The paper ruthlessly lays out the facts: the US is falling rapidly behind other nations in broadband penetration, available speed, and price. This gap is not closing but is rather expanding. We continue to lose ground. It methodically dissects the the usual excuses of the incumbents and their apologists--population density and "regulation" offer no excuse for the incumbents poor performance vis-a-vis the rest of the developed world. (In fact the lack of appropriate regulation is part of our problem.)
This is clearly due, the author's unflinchingly point out, to the raw fact of duopoly control of the market--with large segments of that market an effective monopoly. They put to rest any wistful thinking that "third way" and "alternate platforms" like satellite, wireless, and broadband over powerline provide any real competition for the wireline duopoly. That segment is a minuscule percentage of the market and its market share is not growing but actually getting smaller. No technological white knight is in prospect. (Lest there be any doubt about this point: the FCC is currently bringing its auction of prime wireless real estate (spectrum) to a close. The incumbent telecoms--the baby Bell phone companies, their wireless arms, and a new consortium combining the major cable companies and the formerly independent Sprint--appear to have purchased control of the vast majority of that "new" spectrum. If you think corporate wireless 3G and 4G is going to give us any pricing relief--well, I can only say your dreams are pleasant. Letting the current incompetent monopolies buy up any hope of future competition is one of the most astonishingly bad bits of public policy this nation has seen.)
The study goes on to flay the FCC's absurd definition of broadband (200 K!b) and its method of counting broadband penetration. If even one person is a zip code is offered broadband that exceeds the silly speed then all the people in the zip are counted as "having access" to broadband.

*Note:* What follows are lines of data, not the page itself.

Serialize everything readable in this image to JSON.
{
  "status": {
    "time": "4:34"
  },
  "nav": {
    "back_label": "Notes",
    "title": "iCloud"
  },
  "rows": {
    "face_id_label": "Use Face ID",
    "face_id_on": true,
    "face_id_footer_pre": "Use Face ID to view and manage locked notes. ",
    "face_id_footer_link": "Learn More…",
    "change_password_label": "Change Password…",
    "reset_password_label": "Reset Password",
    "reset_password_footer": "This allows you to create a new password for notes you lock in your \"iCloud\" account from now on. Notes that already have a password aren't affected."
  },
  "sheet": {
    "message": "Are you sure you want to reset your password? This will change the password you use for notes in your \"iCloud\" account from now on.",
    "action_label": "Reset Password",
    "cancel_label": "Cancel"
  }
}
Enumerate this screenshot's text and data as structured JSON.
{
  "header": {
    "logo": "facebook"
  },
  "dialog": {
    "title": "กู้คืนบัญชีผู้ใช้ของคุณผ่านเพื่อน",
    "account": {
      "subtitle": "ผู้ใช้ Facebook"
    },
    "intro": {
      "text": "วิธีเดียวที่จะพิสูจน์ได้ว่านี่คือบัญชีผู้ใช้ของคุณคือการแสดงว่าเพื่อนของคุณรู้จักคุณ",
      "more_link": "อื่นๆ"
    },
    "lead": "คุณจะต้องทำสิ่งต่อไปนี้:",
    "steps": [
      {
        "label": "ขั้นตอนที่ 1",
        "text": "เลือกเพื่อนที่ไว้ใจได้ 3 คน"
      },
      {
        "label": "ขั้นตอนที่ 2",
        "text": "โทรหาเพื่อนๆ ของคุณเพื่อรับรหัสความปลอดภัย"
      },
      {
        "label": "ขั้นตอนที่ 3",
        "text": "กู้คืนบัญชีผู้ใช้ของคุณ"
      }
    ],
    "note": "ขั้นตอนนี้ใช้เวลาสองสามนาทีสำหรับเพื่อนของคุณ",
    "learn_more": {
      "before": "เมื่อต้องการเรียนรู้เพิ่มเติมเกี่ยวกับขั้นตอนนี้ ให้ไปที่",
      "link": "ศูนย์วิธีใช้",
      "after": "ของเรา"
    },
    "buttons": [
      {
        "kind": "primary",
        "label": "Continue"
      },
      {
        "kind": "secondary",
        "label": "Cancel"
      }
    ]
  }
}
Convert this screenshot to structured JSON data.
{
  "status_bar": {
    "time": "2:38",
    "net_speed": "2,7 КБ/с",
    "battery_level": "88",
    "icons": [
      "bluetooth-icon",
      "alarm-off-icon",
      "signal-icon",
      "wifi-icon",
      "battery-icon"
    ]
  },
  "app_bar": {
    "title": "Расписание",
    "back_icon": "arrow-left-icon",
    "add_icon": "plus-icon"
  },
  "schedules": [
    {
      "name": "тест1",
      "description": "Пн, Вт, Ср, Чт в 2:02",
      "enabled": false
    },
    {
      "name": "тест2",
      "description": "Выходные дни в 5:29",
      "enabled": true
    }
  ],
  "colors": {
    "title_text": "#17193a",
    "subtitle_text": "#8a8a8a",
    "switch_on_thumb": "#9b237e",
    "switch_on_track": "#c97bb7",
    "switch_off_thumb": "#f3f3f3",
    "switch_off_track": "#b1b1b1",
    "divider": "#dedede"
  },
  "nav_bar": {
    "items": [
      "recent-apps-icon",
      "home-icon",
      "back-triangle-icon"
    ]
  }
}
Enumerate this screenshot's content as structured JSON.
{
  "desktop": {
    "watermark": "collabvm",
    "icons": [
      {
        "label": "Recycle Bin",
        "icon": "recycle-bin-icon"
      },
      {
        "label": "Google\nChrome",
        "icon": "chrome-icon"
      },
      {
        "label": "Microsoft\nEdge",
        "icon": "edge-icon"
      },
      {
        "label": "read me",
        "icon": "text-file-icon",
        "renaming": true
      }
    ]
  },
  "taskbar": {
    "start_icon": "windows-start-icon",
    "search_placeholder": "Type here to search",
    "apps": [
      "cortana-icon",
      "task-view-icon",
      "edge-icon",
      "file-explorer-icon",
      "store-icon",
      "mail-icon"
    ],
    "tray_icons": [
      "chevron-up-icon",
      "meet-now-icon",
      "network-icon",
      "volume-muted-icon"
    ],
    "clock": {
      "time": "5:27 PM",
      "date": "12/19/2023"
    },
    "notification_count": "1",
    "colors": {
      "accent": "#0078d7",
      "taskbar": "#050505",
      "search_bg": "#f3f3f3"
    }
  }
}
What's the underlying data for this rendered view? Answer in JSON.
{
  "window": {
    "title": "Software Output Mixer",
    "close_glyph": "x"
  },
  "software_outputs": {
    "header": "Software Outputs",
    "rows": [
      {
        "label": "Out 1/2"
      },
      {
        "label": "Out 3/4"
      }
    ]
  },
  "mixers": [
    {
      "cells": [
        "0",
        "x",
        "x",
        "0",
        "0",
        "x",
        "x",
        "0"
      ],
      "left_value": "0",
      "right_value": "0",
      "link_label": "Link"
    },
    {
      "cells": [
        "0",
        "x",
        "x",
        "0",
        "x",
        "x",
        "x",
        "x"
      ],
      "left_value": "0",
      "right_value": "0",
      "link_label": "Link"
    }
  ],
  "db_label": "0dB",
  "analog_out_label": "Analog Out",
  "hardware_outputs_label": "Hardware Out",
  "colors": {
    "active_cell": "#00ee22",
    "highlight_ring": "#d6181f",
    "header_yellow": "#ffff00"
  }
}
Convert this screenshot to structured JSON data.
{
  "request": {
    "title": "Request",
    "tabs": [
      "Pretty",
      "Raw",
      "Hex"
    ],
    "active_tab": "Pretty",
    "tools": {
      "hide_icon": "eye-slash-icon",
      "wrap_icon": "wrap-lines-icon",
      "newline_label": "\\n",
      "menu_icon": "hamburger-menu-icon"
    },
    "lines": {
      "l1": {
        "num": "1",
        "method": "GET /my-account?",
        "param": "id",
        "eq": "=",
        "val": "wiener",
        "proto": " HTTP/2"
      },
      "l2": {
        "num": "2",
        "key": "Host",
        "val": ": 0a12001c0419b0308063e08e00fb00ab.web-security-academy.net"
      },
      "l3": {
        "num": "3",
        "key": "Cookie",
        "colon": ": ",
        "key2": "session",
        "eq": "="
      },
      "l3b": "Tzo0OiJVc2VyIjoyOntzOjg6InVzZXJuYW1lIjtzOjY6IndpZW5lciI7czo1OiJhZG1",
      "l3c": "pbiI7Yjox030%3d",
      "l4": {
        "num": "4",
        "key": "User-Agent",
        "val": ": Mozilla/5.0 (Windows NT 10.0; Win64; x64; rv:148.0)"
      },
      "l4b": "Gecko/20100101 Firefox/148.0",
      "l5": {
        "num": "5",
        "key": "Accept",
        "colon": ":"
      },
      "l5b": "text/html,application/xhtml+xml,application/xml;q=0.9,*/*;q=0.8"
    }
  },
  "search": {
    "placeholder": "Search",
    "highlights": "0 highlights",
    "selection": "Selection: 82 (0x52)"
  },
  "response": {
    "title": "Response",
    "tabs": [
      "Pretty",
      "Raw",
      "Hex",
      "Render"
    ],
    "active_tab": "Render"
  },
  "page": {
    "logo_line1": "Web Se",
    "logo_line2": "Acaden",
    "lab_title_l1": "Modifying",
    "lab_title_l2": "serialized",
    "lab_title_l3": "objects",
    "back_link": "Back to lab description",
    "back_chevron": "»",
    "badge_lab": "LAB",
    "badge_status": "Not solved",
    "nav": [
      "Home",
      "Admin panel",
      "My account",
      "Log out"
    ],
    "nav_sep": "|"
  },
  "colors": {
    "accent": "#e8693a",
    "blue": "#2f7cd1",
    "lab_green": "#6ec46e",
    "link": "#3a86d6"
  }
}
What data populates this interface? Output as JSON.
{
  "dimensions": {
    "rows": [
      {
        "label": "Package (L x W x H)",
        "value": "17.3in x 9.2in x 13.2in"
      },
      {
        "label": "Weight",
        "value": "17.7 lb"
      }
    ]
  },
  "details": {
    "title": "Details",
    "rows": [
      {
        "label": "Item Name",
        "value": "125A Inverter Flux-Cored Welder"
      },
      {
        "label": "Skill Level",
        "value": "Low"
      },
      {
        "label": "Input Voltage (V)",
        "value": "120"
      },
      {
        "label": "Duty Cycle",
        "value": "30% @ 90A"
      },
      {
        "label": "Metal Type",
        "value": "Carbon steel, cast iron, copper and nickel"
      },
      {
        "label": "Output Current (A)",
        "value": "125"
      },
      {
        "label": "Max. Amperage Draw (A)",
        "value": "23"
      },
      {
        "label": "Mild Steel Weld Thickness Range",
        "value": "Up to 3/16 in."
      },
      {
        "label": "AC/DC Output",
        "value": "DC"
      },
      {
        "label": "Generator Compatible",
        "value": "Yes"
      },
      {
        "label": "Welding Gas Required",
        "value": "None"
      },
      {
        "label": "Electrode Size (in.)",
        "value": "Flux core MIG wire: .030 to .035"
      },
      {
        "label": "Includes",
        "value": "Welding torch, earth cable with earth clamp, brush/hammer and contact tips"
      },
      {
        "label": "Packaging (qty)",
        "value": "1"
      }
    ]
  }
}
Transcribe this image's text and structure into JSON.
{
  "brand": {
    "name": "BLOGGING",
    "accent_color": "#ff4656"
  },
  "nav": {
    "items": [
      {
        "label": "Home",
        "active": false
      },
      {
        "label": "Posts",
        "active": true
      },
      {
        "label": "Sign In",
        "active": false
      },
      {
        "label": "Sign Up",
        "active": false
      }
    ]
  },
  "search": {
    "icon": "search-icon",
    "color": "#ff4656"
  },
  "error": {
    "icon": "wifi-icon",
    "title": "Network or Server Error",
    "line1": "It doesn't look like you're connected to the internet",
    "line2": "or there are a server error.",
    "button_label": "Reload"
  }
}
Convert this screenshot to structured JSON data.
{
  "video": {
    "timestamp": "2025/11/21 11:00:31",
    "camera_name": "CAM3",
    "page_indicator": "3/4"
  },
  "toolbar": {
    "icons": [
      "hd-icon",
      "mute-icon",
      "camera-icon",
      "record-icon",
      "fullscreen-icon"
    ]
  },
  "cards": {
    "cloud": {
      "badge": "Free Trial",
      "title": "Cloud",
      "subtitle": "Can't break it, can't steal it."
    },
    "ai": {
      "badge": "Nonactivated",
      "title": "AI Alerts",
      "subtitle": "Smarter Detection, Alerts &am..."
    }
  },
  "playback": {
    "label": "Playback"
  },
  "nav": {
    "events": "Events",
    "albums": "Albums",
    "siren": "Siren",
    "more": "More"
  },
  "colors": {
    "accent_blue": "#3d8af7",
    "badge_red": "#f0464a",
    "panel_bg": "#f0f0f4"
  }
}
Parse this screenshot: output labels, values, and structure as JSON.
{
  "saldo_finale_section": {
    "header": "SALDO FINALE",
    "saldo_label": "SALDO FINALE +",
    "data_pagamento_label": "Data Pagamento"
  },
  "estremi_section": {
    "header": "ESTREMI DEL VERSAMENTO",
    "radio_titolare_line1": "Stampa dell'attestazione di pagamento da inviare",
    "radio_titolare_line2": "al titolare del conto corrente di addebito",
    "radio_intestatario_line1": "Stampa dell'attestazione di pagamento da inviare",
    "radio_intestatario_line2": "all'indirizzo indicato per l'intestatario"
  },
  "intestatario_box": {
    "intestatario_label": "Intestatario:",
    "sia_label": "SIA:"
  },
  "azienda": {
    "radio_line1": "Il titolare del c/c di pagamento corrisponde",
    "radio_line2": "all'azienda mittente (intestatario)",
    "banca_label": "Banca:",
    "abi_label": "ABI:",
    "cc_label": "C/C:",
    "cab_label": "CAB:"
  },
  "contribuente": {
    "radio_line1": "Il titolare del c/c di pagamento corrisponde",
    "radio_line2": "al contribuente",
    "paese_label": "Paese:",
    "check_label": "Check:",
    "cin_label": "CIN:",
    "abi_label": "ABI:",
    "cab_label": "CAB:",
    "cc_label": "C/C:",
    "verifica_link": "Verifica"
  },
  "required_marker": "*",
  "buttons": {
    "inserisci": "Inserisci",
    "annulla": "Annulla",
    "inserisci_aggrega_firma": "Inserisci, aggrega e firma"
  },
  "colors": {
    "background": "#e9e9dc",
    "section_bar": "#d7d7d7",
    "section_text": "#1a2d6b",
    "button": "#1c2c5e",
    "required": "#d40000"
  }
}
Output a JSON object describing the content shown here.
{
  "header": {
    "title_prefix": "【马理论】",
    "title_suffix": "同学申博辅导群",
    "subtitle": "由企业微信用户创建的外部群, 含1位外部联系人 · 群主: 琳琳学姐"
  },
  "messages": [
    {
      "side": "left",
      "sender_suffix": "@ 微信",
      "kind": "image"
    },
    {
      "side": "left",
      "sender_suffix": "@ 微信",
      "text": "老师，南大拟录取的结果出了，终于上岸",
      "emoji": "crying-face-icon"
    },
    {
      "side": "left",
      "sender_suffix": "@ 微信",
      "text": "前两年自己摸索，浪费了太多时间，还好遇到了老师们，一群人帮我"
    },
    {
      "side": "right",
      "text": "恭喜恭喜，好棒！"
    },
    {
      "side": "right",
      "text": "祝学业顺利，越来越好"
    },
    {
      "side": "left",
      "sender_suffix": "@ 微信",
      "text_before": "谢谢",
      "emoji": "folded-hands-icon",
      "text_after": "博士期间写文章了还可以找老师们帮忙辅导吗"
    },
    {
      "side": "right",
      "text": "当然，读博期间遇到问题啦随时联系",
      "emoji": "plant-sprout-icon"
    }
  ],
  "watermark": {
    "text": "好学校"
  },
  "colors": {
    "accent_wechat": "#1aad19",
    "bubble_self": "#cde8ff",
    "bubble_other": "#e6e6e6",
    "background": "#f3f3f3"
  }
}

This particular ploy is used to great effect by our own BellSouth who tells our legislature that almost the whole state has access to broadband using FCC figures. This is because they count all those areas where they might could (should anyone know to ask) provide broadband right next to their local switch in a rural area. They concede, when asked, that they don't really offer that to the public....but they could. --Amazingly self-serving book keeping. And the FCC aids and abets their deception.
One bit that particularly interested me was the discussion of the digital divide. The digital divide still exists and is a persistent feature of the telecomm landscape. The major dividing lines remain between rural and urban and between wealthy and poor. They document that it is not the cost of computers that keeps poorer people out of the valuable buying and selling markets of the internet but the ongoing high cost of internet service. This is a point we've made repeatedly on these pages but it remains true: LUS' prices and the real wireline competition it will bring will do more to bridge the digital divide in Lafayette than any other single project.
The study is well worth your study...take a look. And spend a little time thinking about how to get out of the tough place we've gotten ourselves into.